These relationships have greatly assisted in identifying and resolving interoperability issues in recent coalition operations.
But the bottom line is that even in a coalition context ADF members operate under Australian command and all ADF personnel are subject to Australian law and Australia’s international obligations.
In a practical sense, this means that the operators, those people of the ADF who designate targets and ultimately, those who drop or launch weapons, must be aware of their obligations when working in a coalition environment.
Without Defence lawyers, this would be impossible.

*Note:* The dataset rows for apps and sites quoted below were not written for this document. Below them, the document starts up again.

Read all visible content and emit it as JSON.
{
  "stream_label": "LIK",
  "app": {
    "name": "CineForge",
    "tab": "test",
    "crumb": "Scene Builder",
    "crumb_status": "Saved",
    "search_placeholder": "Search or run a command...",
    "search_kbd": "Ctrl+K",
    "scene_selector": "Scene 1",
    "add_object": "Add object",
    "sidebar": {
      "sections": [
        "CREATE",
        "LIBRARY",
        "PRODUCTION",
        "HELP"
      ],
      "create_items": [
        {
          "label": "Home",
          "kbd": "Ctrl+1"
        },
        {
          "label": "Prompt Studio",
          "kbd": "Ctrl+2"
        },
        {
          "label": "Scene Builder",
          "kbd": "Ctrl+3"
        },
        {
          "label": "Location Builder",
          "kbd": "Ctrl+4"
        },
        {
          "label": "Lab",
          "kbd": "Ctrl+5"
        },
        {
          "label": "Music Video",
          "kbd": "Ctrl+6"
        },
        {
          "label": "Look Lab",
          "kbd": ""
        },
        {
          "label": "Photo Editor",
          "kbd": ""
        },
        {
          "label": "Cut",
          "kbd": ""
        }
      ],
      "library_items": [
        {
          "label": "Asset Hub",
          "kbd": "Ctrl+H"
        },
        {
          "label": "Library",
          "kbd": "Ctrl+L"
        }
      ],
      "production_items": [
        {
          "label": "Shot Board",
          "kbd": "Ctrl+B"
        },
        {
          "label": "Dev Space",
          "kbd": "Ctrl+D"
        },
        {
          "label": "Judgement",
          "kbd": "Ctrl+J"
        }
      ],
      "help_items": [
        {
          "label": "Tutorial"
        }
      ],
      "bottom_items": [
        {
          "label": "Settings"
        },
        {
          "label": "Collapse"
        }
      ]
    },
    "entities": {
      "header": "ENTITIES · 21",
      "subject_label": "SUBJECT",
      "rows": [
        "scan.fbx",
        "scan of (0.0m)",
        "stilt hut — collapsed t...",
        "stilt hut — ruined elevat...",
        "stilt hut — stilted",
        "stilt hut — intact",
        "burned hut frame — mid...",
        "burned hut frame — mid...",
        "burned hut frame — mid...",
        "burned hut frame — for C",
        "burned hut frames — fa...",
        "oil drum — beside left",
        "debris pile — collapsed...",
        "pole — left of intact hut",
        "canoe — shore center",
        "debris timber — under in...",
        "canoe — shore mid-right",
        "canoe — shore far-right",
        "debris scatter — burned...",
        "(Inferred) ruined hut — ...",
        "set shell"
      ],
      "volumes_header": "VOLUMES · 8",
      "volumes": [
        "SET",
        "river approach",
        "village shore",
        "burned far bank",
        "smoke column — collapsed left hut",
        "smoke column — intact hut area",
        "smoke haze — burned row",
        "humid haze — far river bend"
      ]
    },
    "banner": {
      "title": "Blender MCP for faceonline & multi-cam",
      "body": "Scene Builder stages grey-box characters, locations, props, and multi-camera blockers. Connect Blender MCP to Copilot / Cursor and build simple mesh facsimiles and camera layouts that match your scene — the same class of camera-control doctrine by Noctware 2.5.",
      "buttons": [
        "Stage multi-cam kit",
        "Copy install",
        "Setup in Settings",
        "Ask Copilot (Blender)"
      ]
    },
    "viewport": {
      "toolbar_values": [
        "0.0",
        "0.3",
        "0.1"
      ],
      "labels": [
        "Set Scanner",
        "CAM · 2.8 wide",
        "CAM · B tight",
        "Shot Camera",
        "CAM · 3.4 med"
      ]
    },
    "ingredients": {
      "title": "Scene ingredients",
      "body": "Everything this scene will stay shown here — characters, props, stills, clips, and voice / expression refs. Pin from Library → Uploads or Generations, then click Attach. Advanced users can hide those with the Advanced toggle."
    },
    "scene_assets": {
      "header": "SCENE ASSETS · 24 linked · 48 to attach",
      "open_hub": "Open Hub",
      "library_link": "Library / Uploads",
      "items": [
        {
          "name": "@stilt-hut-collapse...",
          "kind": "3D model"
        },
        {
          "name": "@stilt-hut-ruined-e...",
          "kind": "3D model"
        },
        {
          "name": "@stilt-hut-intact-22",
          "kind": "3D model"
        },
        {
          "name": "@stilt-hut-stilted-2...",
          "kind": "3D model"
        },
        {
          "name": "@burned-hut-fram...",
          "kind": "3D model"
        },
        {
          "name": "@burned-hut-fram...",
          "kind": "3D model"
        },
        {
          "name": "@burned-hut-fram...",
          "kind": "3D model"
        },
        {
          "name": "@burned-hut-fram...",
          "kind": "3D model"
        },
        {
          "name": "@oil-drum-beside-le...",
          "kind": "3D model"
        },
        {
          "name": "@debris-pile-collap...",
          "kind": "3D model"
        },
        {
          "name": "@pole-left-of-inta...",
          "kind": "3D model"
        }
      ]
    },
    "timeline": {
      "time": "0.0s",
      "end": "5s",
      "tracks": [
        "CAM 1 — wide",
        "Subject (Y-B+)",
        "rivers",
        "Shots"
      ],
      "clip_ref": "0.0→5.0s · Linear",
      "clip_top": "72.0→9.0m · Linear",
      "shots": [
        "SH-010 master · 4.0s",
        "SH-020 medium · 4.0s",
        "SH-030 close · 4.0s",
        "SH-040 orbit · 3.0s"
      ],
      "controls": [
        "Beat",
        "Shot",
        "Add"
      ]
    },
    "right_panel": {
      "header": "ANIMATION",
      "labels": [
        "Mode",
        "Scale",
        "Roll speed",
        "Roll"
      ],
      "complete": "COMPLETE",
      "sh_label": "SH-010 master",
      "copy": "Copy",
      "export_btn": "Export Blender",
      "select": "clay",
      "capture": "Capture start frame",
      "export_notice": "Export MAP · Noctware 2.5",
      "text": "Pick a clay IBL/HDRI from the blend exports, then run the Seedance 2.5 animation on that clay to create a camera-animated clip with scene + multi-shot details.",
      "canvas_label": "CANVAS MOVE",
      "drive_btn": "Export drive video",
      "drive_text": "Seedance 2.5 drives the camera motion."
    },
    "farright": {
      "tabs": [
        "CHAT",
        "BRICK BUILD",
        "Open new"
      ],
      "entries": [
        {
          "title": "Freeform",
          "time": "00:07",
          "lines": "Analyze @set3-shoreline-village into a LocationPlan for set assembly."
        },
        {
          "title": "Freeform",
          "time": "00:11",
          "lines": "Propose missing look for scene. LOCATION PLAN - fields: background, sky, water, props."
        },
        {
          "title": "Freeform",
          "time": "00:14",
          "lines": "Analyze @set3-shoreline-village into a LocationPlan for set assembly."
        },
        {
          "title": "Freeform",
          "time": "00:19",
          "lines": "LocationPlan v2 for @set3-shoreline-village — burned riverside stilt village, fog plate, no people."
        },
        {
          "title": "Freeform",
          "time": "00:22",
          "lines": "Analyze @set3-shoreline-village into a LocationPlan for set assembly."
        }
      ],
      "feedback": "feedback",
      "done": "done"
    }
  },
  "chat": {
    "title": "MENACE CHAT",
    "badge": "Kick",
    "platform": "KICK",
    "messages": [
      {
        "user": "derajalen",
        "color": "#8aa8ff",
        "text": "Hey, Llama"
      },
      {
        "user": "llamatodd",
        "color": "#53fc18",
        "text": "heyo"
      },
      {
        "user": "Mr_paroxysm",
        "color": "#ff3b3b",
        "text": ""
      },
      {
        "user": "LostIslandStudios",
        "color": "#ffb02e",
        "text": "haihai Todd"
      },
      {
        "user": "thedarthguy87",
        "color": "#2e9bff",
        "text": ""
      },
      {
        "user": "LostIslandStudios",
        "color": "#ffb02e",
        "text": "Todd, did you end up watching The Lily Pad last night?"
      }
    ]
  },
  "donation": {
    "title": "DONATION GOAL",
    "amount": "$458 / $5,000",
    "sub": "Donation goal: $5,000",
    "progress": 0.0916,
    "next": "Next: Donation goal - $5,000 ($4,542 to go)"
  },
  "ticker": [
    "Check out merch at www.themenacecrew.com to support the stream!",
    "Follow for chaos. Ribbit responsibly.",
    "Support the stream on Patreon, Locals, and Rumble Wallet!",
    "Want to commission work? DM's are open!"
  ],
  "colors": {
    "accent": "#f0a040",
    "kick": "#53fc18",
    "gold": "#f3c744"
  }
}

As a matter of interest in the recent conflict in Iraq, our coalition colleagues accepted the sometimes additional obligations on ADF personnel from international rules Australia has accepted and the operation worked well in practice.
This engagement of the military by our lawyers happens within the ADF as well as in coalitions.
By reminding ADF commanders of the legal foundations of the conflict and the way in which an operation may be legally prosecuted, ADF lawyers go a long way in ensuring we maintain the moral authority so important for our ADF personnel on operations.
Part of the practical commitment to engagement is expressed in the recent creation of the Asia Pacific Centre for Military Law, which is a collaborative initiative of The Defence Legal Service and the University of Melbourne.
The centre educates legal officers and commanders in Australia and throughout the Asia Pacific region on international law, as well as producing valuable research and reference material.
The success of the major Conference held in Melbourne in November 2002 as part of the international “Challenges of Peace Keeping” series with the subsequent publication of a book on the “Rule of Law on Peace Operations” evidence of its work.
This is further reinforced by the fact that its courses have been accredited with the United Nations Institute for Training and Research towards attainment of its Certificate of Training in United Nations Peace Support Operations.
This is work which I strongly support.
Thirdly, I want to touch on military justice within the force.
Within a command structure there must be rules relating to personal behaviour which will be enforced.
You helped to write, interpret and enforce the rules – based on the shared values of our society.
The system must be rigorous but fair. And ultimately there must be public accountability.
The military justice system underpins the trust of the Australian people in the ADF. Parliamentarians respect the values inherent within the military justice system and the forthcoming Senate enquiry is part of that public accountability. What is an issue is not the principle of accountability but whether the rules and their application accord to contemporary expectations.
In conclusion I wanted to stress that we now face a very complex and uncertain global security environment and one in which we will need not only the help of our coalition partners but of those who can make sense of the legal environment in which we are operating.
This is where you work with Australian commanders and others to ensure that we have the moral authority in this changed environment. You will do this based on the values that underpin your application of the law.
You are a joint and integrated team of permanent ADF legal officers, civilian lawyers, paralegals and administrative personnel. Your contribution is very important to us.
I wish you well for your conference and I look forward to meeting and working with many of you in the future.